Work instruction
Copy each line below that contains "账号注册邮箱验证".

Supplied data
****************

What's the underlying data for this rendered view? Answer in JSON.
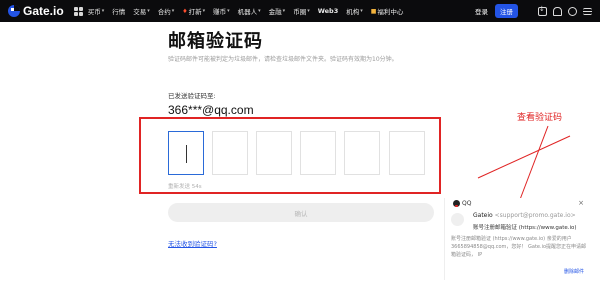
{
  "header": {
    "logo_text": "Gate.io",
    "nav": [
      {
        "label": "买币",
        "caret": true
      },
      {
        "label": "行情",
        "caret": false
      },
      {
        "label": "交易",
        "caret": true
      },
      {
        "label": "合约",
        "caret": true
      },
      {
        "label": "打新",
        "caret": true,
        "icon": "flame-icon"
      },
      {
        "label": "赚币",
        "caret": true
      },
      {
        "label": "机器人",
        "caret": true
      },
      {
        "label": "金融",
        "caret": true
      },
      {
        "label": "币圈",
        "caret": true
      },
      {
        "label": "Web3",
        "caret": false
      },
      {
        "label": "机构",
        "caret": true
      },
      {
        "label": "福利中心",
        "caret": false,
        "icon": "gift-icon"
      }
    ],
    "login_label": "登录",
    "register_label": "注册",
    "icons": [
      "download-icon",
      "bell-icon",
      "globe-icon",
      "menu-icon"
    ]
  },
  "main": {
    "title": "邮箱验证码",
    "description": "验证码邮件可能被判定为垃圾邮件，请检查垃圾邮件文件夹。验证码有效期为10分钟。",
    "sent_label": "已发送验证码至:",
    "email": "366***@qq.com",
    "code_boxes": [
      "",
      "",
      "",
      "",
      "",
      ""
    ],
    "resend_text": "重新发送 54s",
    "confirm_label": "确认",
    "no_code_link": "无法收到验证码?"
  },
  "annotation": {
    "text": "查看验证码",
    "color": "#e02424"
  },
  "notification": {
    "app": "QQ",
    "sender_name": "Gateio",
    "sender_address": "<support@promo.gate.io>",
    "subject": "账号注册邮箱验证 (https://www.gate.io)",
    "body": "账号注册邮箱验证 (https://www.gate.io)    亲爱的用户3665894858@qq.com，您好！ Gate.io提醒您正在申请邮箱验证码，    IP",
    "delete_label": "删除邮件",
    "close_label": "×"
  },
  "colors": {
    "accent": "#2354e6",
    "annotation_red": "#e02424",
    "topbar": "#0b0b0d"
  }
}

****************

Your solution
    "subject": "账号注册邮箱验证 (https://www.gate.io)",
    "body": "账号注册邮箱验证 (https://www.gate.io)    亲爱的用户3665894858@qq.com，您好！ Gate.io提醒您正在申请邮箱验证码，    IP",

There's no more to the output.